US Bans Tech Companies With Federal Funding From Building Factories in China for 10 Years

The goal is to boost the US chip manufacturing industry and reduce reliance on China.

Alix Langone Former Reporter
Alix is a former CNET Money staff writer. She also previously reported on retirement and investing for Money.com and was a staff writer at Time magazine. Her work has also appeared in various publications, such as Fortune, InStyle and Travel + Leisure, and she worked in social media and digital production at NBC Nightly News with Lester Holt and NY1. She graduated from the Craig Newmark Graduate School of Journalism at CUNY and Villanova University. When not checking Twitter, Alix likes to hike, play tennis and watch her neighbors' dogs.
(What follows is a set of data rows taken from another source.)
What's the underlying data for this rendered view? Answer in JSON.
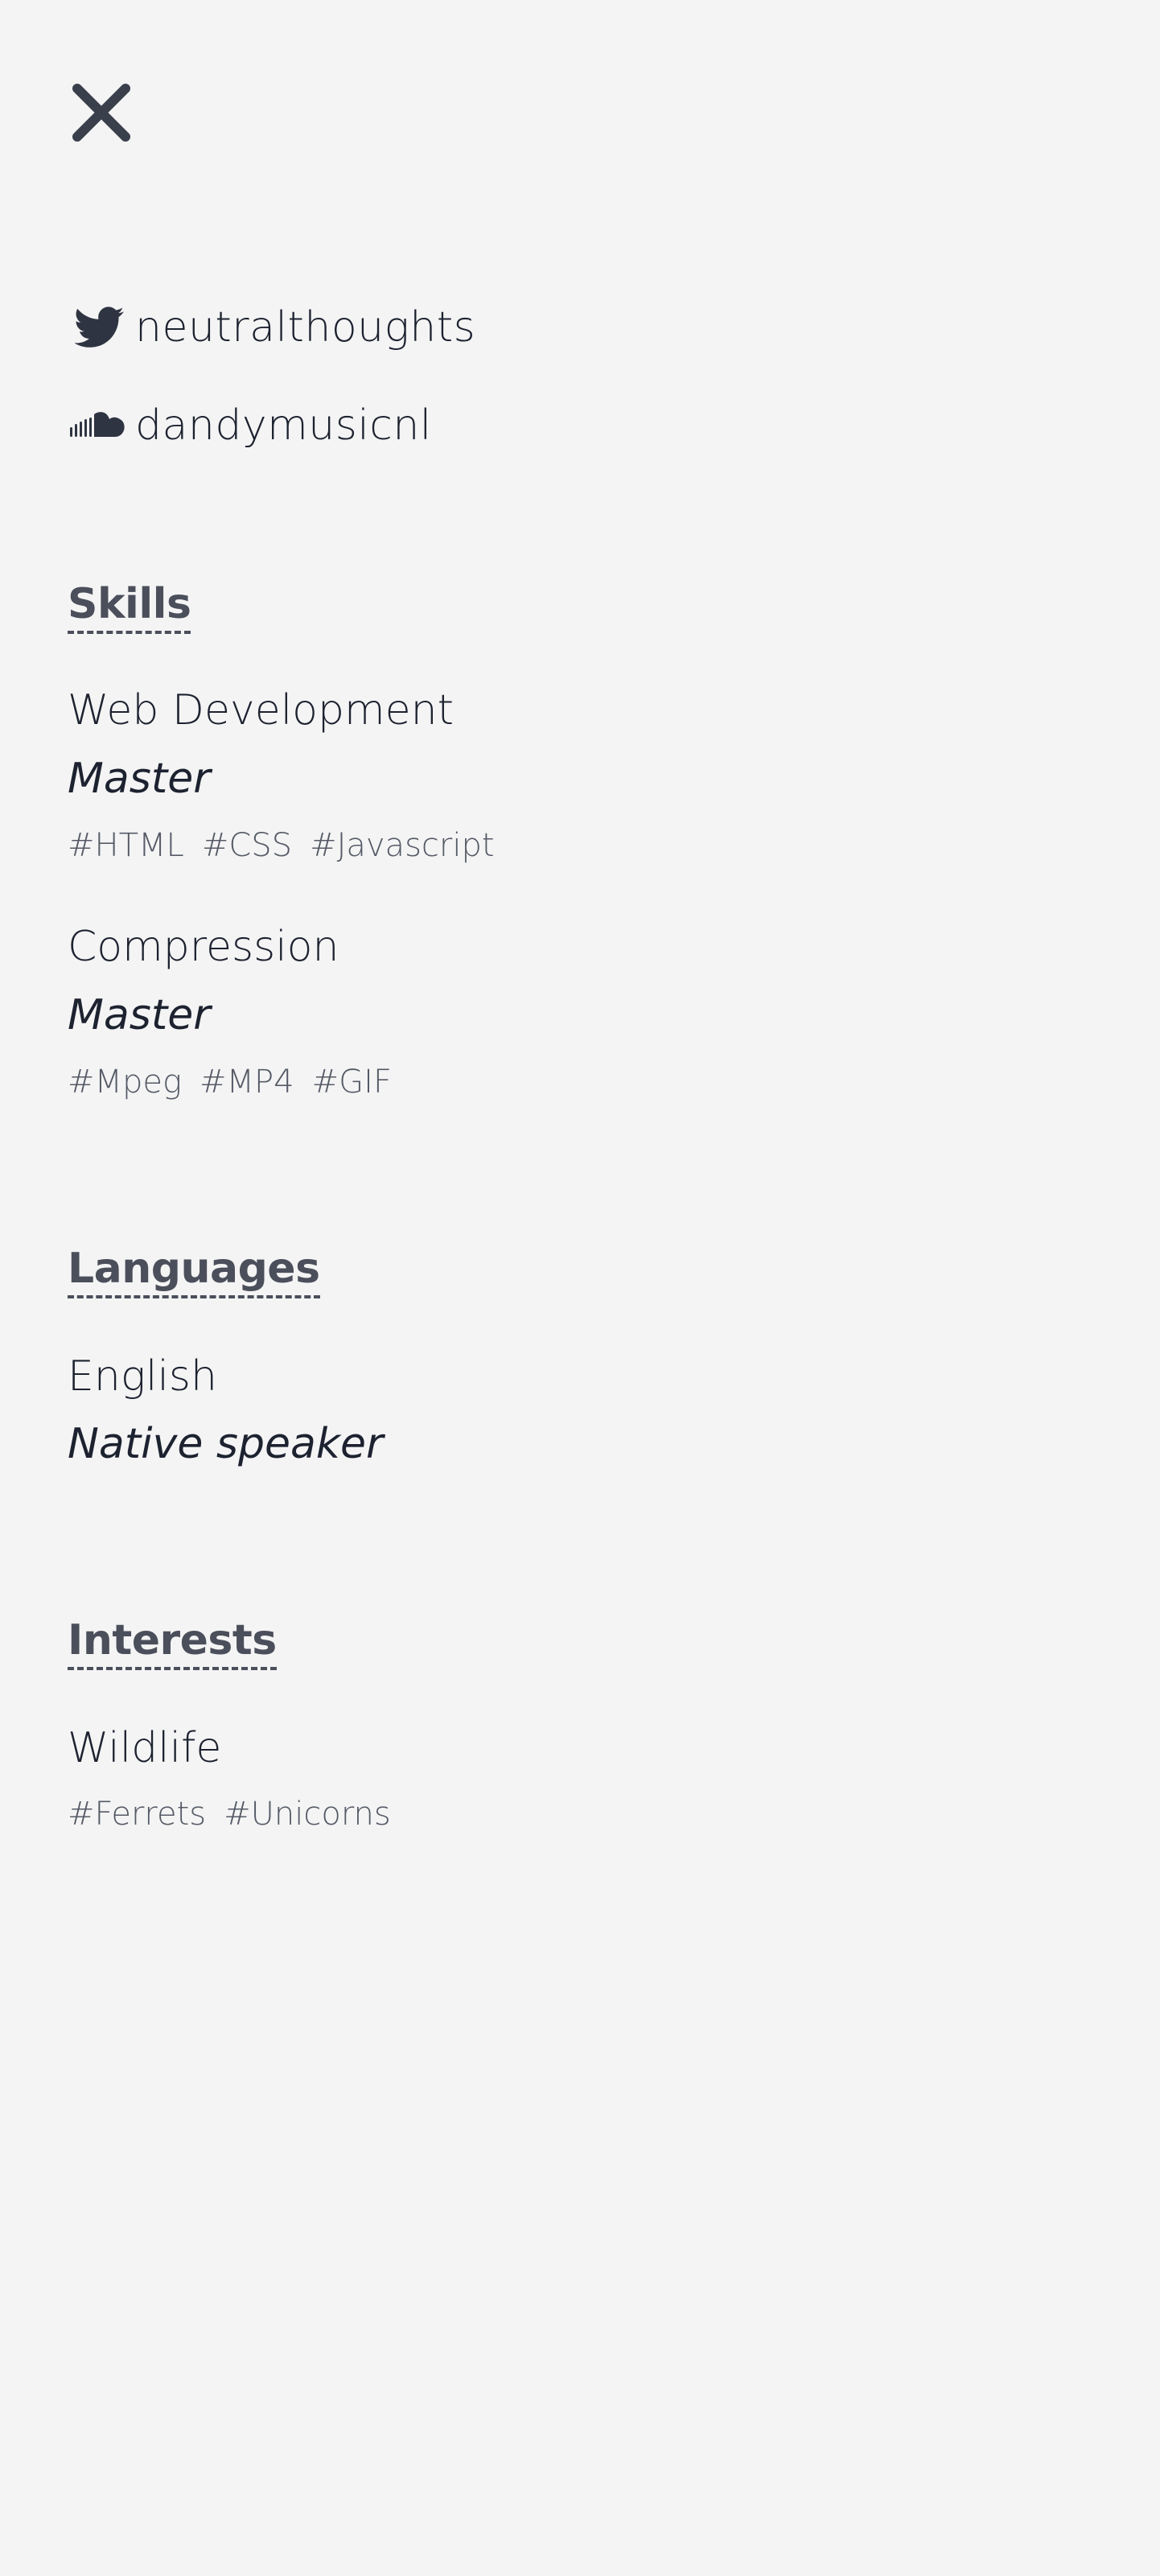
{
  "colors": {
    "background": "#f4f4f4",
    "text": "#1d2230",
    "heading": "#4b4f5b",
    "tag": "#555a66"
  },
  "close": {
    "icon": "close-icon"
  },
  "social": [
    {
      "icon": "twitter-icon",
      "handle": "neutralthoughts"
    },
    {
      "icon": "soundcloud-icon",
      "handle": "dandymusicnl"
    }
  ],
  "skills": {
    "title": "Skills",
    "items": [
      {
        "name": "Web Development",
        "level": "Master",
        "keywords": [
          "#HTML",
          "#CSS",
          "#Javascript"
        ]
      },
      {
        "name": "Compression",
        "level": "Master",
        "keywords": [
          "#Mpeg",
          "#MP4",
          "#GIF"
        ]
      }
    ]
  },
  "languages": {
    "title": "Languages",
    "items": [
      {
        "name": "English",
        "level": "Native speaker"
      }
    ]
  },
  "interests": {
    "title": "Interests",
    "items": [
      {
        "name": "Wildlife",
        "keywords": [
          "#Ferrets",
          "#Unicorns"
        ]
      }
    ]
  }
}
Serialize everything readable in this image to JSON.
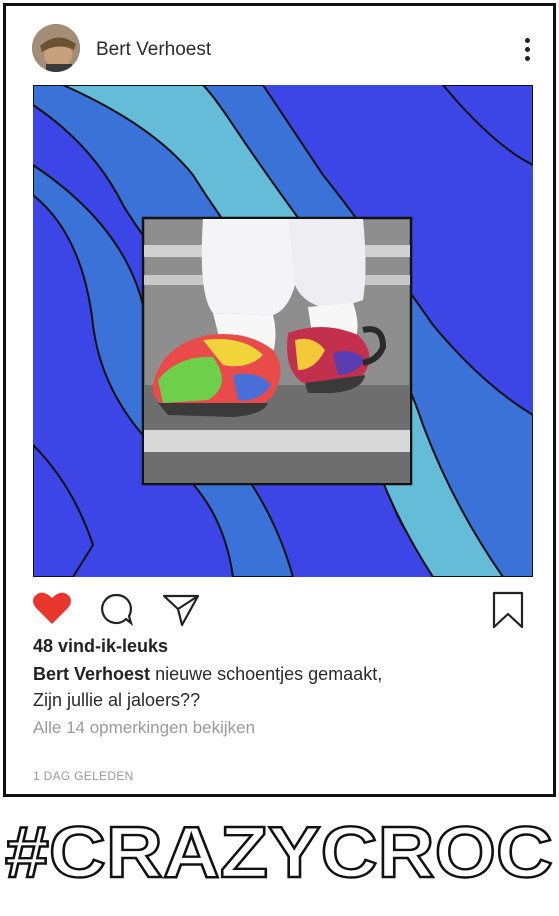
{
  "post": {
    "username": "Bert Verhoest",
    "likes": "48 vind-ik-leuks",
    "caption_user": "Bert Verhoest",
    "caption_line1": "nieuwe schoentjes gemaakt,",
    "caption_line2": "Zijn jullie al jaloers??",
    "view_comments": "Alle 14 opmerkingen bekijken",
    "timestamp": "1 DAG GELEDEN"
  },
  "icons": {
    "more": "more-vertical-icon",
    "like": "heart-icon",
    "comment": "comment-icon",
    "share": "paper-plane-icon",
    "save": "bookmark-icon"
  },
  "colors": {
    "heart": "#e8362c",
    "wave_dark": "#3c46e6",
    "wave_mid": "#3a72d8",
    "wave_light": "#64bcd9"
  },
  "hashtag": "#CRAZYCROC"
}
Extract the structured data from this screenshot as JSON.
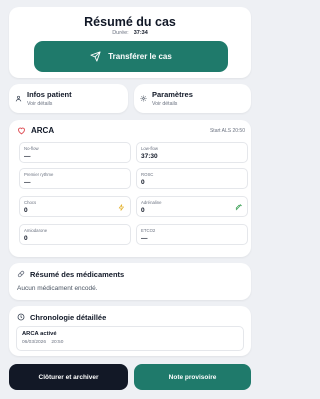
{
  "header": {
    "title": "Résumé du cas",
    "duration_label": "Durée:",
    "duration_value": "37:34",
    "transfer_label": "Transférer le cas"
  },
  "patient_card": {
    "title": "Infos patient",
    "subtitle": "Voir détails",
    "icon": "user-icon"
  },
  "params_card": {
    "title": "Paramètres",
    "subtitle": "Voir détails",
    "icon": "settings-icon"
  },
  "arca": {
    "title": "ARCA",
    "start": "Start ALS 20:50",
    "icon": "heart-icon",
    "fields": [
      {
        "label": "No-flow",
        "value": "—"
      },
      {
        "label": "Low-flow",
        "value": "37:30"
      },
      {
        "label": "Premier rythme",
        "value": "—"
      },
      {
        "label": "ROSC",
        "value": "0"
      },
      {
        "label": "Chocs",
        "value": "0",
        "action_icon": "lightning-icon"
      },
      {
        "label": "Adrénaline",
        "value": "0",
        "action_icon": "syringe-icon"
      },
      {
        "label": "Amiodarone",
        "value": "0"
      },
      {
        "label": "ETCO2",
        "value": "—"
      }
    ]
  },
  "meds": {
    "title": "Résumé des médicaments",
    "empty": "Aucun médicament encodé.",
    "icon": "pill-icon"
  },
  "chrono": {
    "title": "Chronologie détaillée",
    "icon": "clock-icon",
    "events": [
      {
        "title": "ARCA activé",
        "date": "06/03/2026",
        "time": "20:50"
      }
    ]
  },
  "footer": {
    "archive_label": "Clôturer et archiver",
    "note_label": "Note provisoire"
  },
  "colors": {
    "primary": "#1f7a6b",
    "dark": "#121826",
    "danger": "#e0555c",
    "warning": "#e3b02b",
    "success": "#2e9a4a"
  }
}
Now based in Los Angeles, Alix doesn't miss the New York City subway one bit.
Alix Langone
US President Joe Biden signs the Chips and Science Act of 2022 on the South Lawn of the White House in Washington, D.C.

President Joe Biden signed the CHIPS and Science Act of 2022 on the South Lawn of the White House in August.


The Biden administration has released new details of its strategy for spending $50 billion in funding under the CHIPS and Science Act. President Joe Biden signed the CHIPS Act into law in early August to help boost the US chip manufacturing industry amid a global microchip shortage.

As part of a plan to restore the US semiconductor industry and protect national security interests, the CHIPS Act prohibits US tech companies that receive federal funding from building new, advanced factories in China for at least 10 years.

"Companies who receive CHIP funds can't build leading-edge or advanced technology facilities in China for a period of 10 years," Secretary of Commerce Gina Raimondo said in a press briefing Tuesday. "Companies who receive the money can only expand their mature node factories in China to serve the Chinese market."

One of the main objectives of the CHIPS Act is to "establish and expand domestic production of leading-edge semiconductors in the United States" to help reduce reliance on foreign producers like China, Raimondo said. "The United States consumes more than 25% of the world's leading-edge chips and produces zero of those chips."

The White House didn't immediately respond to a request for comment.